The Security Council received its first briefing on Syria since Arab League monitors strode into the country nearly 14 days ago. The briefer was not from the Arab League, but a top UN official who told the assembled diplomats that 400 protesters have been killed since December 27.  “B. Lynn Pascoe, who addressed the council in a closed-door meeting the same day that Syrian President Bashar al-Assad delivered a combative speech in Damascus, cited figures compiled by the U.N. office of the High Commissioner for Human Rights on the basis of accounts by local and international human rights groups. Susan E. Rice, the U.S. ambassador to the United Nations, said that the rate of killings, about 40 per day, marked an intensification of the crackdown by President Bashar al-Assad’s government since the period preceding the Arab League initiative. ‘Syria, rather than using the opportunity of its commitment to the Arab League to end the violence and fulfill all of its commitments, is stepping up the violence despite the presence of monitors,’ she said. Rice said the United States is concerned by ‘reports that at least two of the monitors of the Arab League today — two Kuwaitis — were roughed up, harmed, harassed, hurt, in the context of their work.’” (WaPo

40% of Indian Children are Malnourished
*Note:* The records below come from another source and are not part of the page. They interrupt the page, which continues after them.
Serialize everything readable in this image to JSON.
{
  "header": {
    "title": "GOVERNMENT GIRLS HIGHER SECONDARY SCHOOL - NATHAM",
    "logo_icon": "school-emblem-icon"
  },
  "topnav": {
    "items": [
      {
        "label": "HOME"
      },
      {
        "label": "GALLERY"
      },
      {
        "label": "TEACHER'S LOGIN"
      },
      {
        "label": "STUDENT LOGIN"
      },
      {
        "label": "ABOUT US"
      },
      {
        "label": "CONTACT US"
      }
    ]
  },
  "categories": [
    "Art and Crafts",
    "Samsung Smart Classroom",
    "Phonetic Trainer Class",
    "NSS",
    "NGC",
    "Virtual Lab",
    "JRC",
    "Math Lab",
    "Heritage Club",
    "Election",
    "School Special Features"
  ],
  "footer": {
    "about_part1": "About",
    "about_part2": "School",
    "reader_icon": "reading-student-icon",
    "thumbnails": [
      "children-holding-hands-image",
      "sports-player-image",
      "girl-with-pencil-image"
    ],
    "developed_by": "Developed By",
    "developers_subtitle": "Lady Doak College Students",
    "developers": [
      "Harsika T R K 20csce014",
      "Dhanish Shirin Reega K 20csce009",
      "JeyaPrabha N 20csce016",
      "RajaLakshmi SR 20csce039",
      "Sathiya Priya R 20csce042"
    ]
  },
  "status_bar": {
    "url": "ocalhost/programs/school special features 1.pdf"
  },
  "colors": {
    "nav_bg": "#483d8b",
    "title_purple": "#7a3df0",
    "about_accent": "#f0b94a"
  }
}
Some sobering new statistics from India: “The Indian prime minister has called local levels of child malnutrition in the country a “national shame” and pledged stronger action to bring hundreds of millions of his people out of poverty. Manmohan Singh was speaking on Tuesday at the release of a report revealing that despite recent year-on-year GDP growth rates of 8% or 9%, more than four in 10 children under five years old in the emerging economic powerhouse are malnourished and many more suffer from stunted growth. The levels were almost twice as high those found in sub-Saharan Africa, said the report, which is based on data collected by over 1,000 surveyors who interviewed 74,020 mothers and measured 109,093 children.” (Guardian